Prompt:
Nothing should change. Output the data exactly.

--- Extracted entries Enclosed Below ---

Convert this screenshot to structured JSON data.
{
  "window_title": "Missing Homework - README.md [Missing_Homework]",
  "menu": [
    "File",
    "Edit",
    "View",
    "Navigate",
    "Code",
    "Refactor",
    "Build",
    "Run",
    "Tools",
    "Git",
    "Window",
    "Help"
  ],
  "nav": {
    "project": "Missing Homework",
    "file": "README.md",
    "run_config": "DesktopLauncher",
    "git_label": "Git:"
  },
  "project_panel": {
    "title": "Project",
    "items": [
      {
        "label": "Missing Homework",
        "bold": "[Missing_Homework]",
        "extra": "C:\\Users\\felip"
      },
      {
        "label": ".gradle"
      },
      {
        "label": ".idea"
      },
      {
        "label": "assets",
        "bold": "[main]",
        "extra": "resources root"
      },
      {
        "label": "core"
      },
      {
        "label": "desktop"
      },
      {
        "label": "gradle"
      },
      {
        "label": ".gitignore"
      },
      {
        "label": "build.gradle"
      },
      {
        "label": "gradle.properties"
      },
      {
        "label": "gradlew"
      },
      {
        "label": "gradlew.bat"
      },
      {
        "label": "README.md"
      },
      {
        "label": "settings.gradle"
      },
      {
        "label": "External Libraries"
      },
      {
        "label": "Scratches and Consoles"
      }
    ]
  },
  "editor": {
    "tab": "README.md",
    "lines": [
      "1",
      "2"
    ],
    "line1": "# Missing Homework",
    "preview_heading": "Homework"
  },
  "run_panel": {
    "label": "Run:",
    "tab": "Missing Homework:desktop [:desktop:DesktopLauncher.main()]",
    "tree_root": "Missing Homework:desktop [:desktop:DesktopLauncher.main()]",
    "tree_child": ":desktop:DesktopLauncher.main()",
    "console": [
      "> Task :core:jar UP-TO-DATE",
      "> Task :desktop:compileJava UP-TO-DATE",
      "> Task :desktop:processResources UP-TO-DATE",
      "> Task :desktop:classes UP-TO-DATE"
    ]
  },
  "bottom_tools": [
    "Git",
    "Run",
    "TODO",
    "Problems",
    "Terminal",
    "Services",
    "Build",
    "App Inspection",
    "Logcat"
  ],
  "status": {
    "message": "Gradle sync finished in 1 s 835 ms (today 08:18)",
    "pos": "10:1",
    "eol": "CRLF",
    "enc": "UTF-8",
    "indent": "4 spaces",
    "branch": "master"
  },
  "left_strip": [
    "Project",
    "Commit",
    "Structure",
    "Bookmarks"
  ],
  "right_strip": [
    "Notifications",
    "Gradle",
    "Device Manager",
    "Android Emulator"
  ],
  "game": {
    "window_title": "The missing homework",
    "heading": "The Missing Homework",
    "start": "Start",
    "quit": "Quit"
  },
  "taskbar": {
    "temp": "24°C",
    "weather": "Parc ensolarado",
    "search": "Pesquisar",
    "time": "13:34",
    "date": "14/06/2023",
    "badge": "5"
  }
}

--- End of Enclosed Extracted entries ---

Written response:
Convert this screenshot to structured JSON data.
{
  "window_title": "Missing Homework - README.md [Missing_Homework]",
  "menu": [
    "File",
    "Edit",
    "View",
    "Navigate",
    "Code",
    "Refactor",
    "Build",
    "Run",
    "Tools",
    "Git",
    "Window",
    "Help"
  ],
  "nav": {
    "project": "Missing Homework",
    "file": "README.md",
    "run_config": "DesktopLauncher",
    "git_label": "Git:"
  },
  "project_panel": {
    "title": "Project",
    "items": [
      {
        "label": "Missing Homework",
        "bold": "[Missing_Homework]",
        "extra": "C:\\Users\\felip"
      },
      {
        "label": ".gradle"
      },
      {
        "label": ".idea"
      },
      {
        "label": "assets",
        "bold": "[main]",
        "extra": "resources root"
      },
      {
        "label": "core"
      },
      {
        "label": "desktop"
      },
      {
        "label": "gradle"
      },
      {
        "label": ".gitignore"
      },
      {
        "label": "build.gradle"
      },
      {
        "label": "gradle.properties"
      },
      {
        "label": "gradlew"
      },
      {
        "label": "gradlew.bat"
      },
      {
        "label": "README.md"
      },
      {
        "label": "settings.gradle"
      },
      {
        "label": "External Libraries"
      },
      {
        "label": "Scratches and Consoles"
      }
    ]
  },
  "editor": {
    "tab": "README.md",
    "lines": [
      "1",
      "2"
    ],
    "line1": "# Missing Homework",
    "preview_heading": "Homework"
  },
  "run_panel": {
    "label": "Run:",
    "tab": "Missing Homework:desktop [:desktop:DesktopLauncher.main()]",
    "tree_root": "Missing Homework:desktop [:desktop:DesktopLauncher.main()]",
    "tree_child": ":desktop:DesktopLauncher.main()",
    "console": [
      "> Task :core:jar UP-TO-DATE",
      "> Task :desktop:compileJava UP-TO-DATE",
      "> Task :desktop:processResources UP-TO-DATE",
      "> Task :desktop:classes UP-TO-DATE"
    ]
  },
  "bottom_tools": [
    "Git",
    "Run",
    "TODO",
    "Problems",
    "Terminal",
    "Services",
    "Build",
    "App Inspection",
    "Logcat"
  ],
  "status": {
    "message": "Gradle sync finished in 1 s 835 ms (today 08:18)",
    "pos": "10:1",
    "eol": "CRLF",
    "enc": "UTF-8",
    "indent": "4 spaces",
    "branch": "master"
  },
  "left_strip": [
    "Project",
    "Commit",
    "Structure",
    "Bookmarks"
  ],
  "right_strip": [
    "Notifications",
    "Gradle",
    "Device Manager",
    "Android Emulator"
  ],
  "game": {
    "window_title": "The missing homework",
    "heading": "The Missing Homework",
    "start": "Start",
    "quit": "Quit"
  },
  "taskbar": {
    "temp": "24°C",
    "weather": "Parc ensolarado",
    "search": "Pesquisar",
    "time": "13:34",
    "date": "14/06/2023",
    "badge": "5"
  }
}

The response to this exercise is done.